*** Task data
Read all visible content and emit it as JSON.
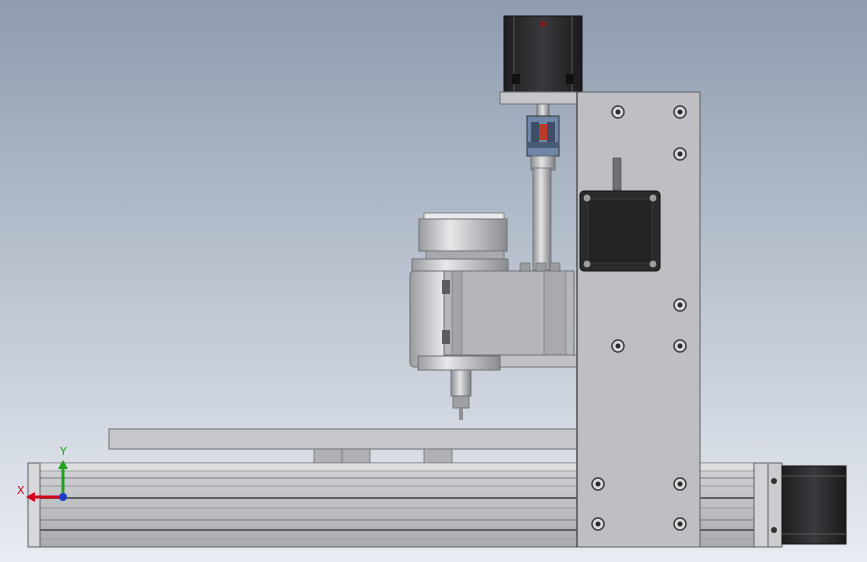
{
  "viewport": {
    "background_top": "#8F9BAE",
    "background_bottom": "#E8ECF2"
  },
  "colors": {
    "plate": "#B8BABD",
    "plate_dark": "#8E9094",
    "motor_dark": "#2A2A2C",
    "rail_light": "#C7C9CC",
    "spindle_light": "#D4D6D9",
    "coupling_blue": "#5A6E8C",
    "coupling_red": "#C0392B",
    "axis_x": "#D0021B",
    "axis_y": "#1FA31F",
    "axis_z": "#1E3FCC"
  },
  "triad": {
    "x_label": "X",
    "y_label": "Y"
  },
  "icons": [
    "stepper-motor-icon",
    "screw-hole-icon",
    "coordinate-triad-icon"
  ]
}
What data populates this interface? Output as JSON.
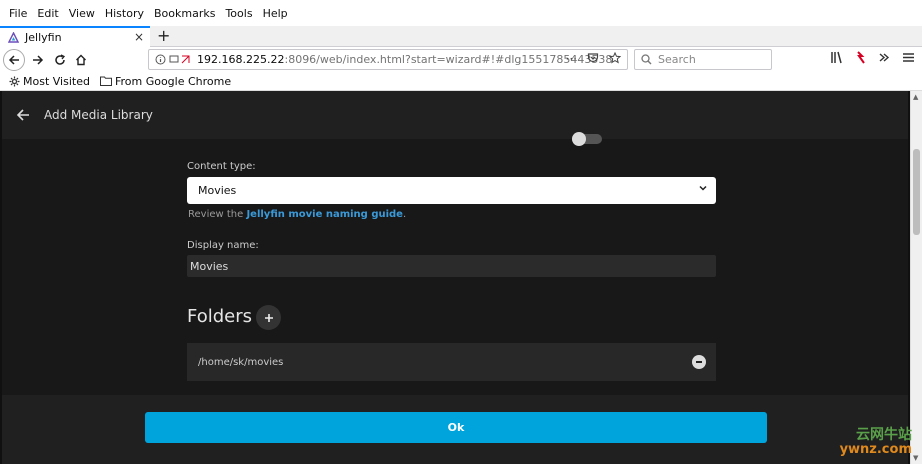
{
  "menu": {
    "file": "File",
    "edit": "Edit",
    "view": "View",
    "history": "History",
    "bookmarks": "Bookmarks",
    "tools": "Tools",
    "help": "Help"
  },
  "tab": {
    "title": "Jellyfin",
    "close": "×",
    "new_tab": "+"
  },
  "nav": {
    "url_host": "192.168.225.22",
    "url_rest": ":8096/web/index.html?start=wizard#!#dlg1551785443538",
    "search_placeholder": "Search",
    "more": "···"
  },
  "bookmarks_bar": {
    "items": [
      {
        "label": "Most Visited",
        "icon": "gear-icon"
      },
      {
        "label": "From Google Chrome",
        "icon": "folder-icon"
      }
    ]
  },
  "dialog": {
    "title": "Add Media Library",
    "content_type_label": "Content type:",
    "content_type_value": "Movies",
    "help_prefix": "Review the ",
    "help_link": "Jellyfin movie naming guide",
    "help_suffix": ".",
    "display_name_label": "Display name:",
    "display_name_value": "Movies",
    "folders_title": "Folders",
    "folders": [
      "/home/sk/movies"
    ],
    "ok_label": "Ok"
  },
  "watermark": {
    "line1": "云网牛站",
    "line2": "ywnz.com"
  },
  "colors": {
    "accent": "#00a4dc",
    "link": "#3a9ad9",
    "page_bg": "#101010"
  }
}
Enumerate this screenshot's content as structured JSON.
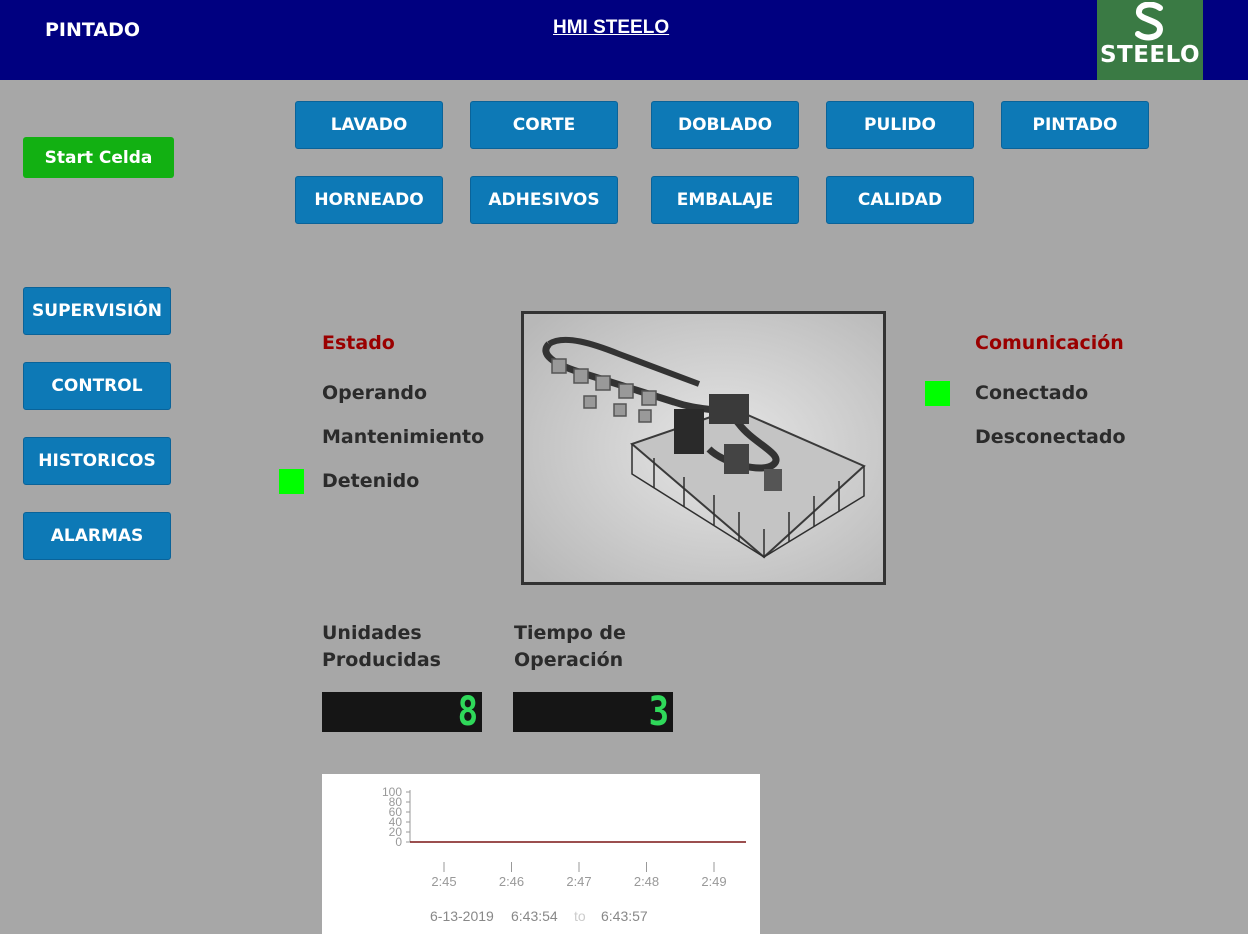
{
  "header": {
    "section": "PINTADO",
    "title": "HMI STEELO",
    "logo_text": "STEELO"
  },
  "start_button": "Start Celda",
  "process_buttons": [
    "LAVADO",
    "CORTE",
    "DOBLADO",
    "PULIDO",
    "PINTADO",
    "HORNEADO",
    "ADHESIVOS",
    "EMBALAJE",
    "CALIDAD"
  ],
  "nav_buttons": [
    "SUPERVISIÓN",
    "CONTROL",
    "HISTORICOS",
    "ALARMAS"
  ],
  "estado": {
    "title": "Estado",
    "items": [
      "Operando",
      "Mantenimiento",
      "Detenido"
    ],
    "active": "Detenido"
  },
  "comunicacion": {
    "title": "Comunicación",
    "items": [
      "Conectado",
      "Desconectado"
    ],
    "active": "Conectado"
  },
  "counters": {
    "units_label_1": "Unidades",
    "units_label_2": "Producidas",
    "units_value": "8",
    "time_label_1": "Tiempo de",
    "time_label_2": "Operación",
    "time_value": "3"
  },
  "chart_data": {
    "type": "line",
    "y_ticks": [
      "100",
      "80",
      "60",
      "40",
      "20",
      "0"
    ],
    "ylim": [
      0,
      100
    ],
    "x_ticks": [
      "2:45",
      "2:46",
      "2:47",
      "2:48",
      "2:49"
    ],
    "series": [
      {
        "values": [
          0,
          0,
          0,
          0,
          0,
          0
        ],
        "color": "#7a1515"
      }
    ],
    "footer": {
      "date": "6-13-2019",
      "start": "6:43:54",
      "separator": "to",
      "end": "6:43:57"
    }
  },
  "colors": {
    "header_bg": "#000080",
    "button": "#0d79b6",
    "start": "#12b012",
    "indicator_on": "#00ff00",
    "alert_text": "#9a0000"
  }
}
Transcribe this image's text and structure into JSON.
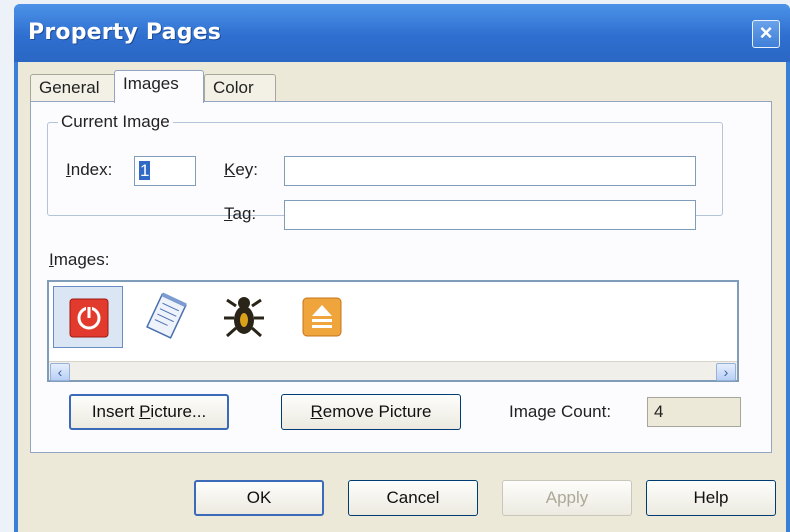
{
  "window": {
    "title": "Property Pages"
  },
  "tabs": [
    {
      "label": "General"
    },
    {
      "label": "Images"
    },
    {
      "label": "Color"
    }
  ],
  "current_image": {
    "group_label": "Current Image",
    "index": {
      "label_pre": "",
      "label_ul": "I",
      "label_post": "ndex:",
      "value": "1"
    },
    "key": {
      "label_pre": "",
      "label_ul": "K",
      "label_post": "ey:",
      "value": ""
    },
    "tag": {
      "label_pre": "",
      "label_ul": "T",
      "label_post": "ag:",
      "value": ""
    }
  },
  "images": {
    "label_pre": "",
    "label_ul": "I",
    "label_post": "mages:",
    "items": [
      {
        "icon": "power-icon",
        "selected": true
      },
      {
        "icon": "notepad-icon",
        "selected": false
      },
      {
        "icon": "bug-icon",
        "selected": false
      },
      {
        "icon": "eject-icon",
        "selected": false
      }
    ],
    "scroll_left": "‹",
    "scroll_right": "›"
  },
  "buttons": {
    "insert": {
      "pre": "Insert ",
      "ul": "P",
      "post": "icture..."
    },
    "remove": {
      "pre": "",
      "ul": "R",
      "post": "emove Picture"
    }
  },
  "image_count": {
    "label": "Image Count:",
    "value": "4"
  },
  "footer": {
    "ok": "OK",
    "cancel": "Cancel",
    "apply": "Apply",
    "help": "Help"
  },
  "colors": {
    "title_bar": "#2f6fd0",
    "face": "#ece9d8",
    "selection": "#3169c6"
  }
}
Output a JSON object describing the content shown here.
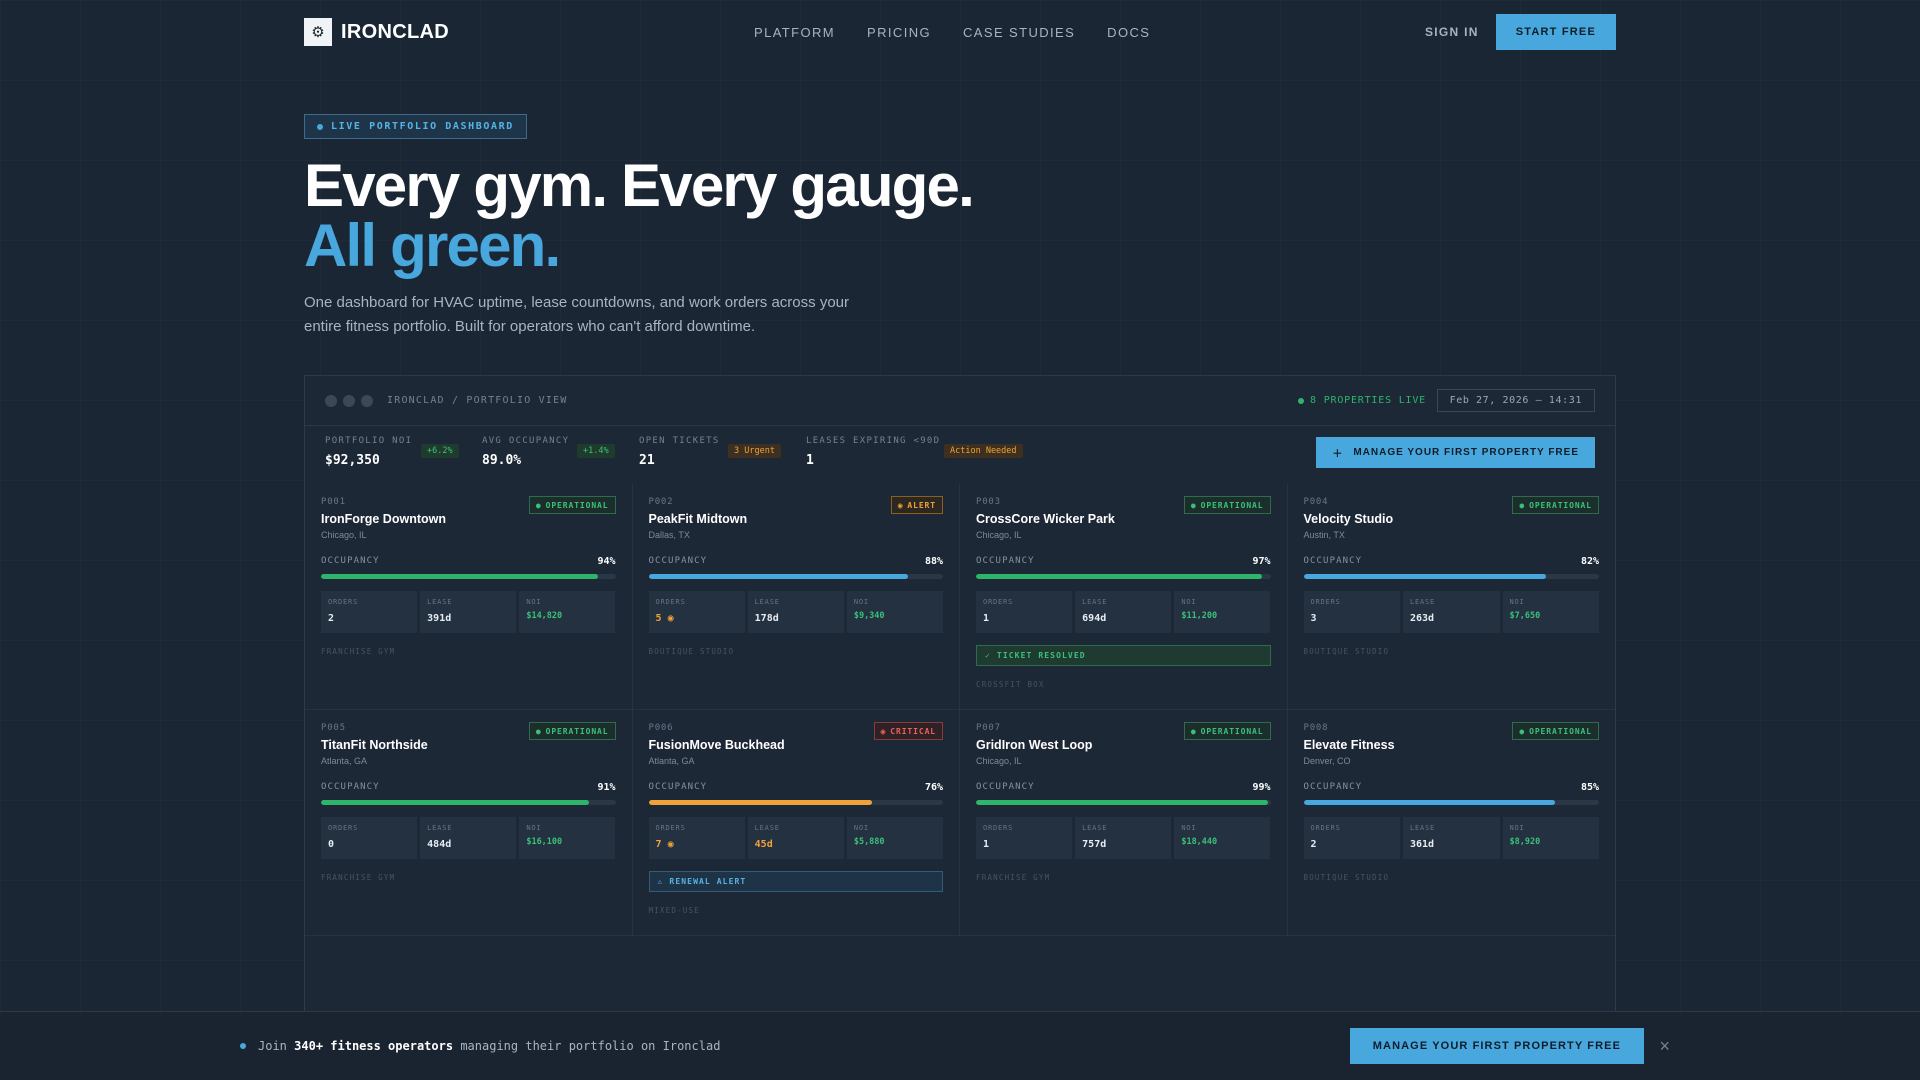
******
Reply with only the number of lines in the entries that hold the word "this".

3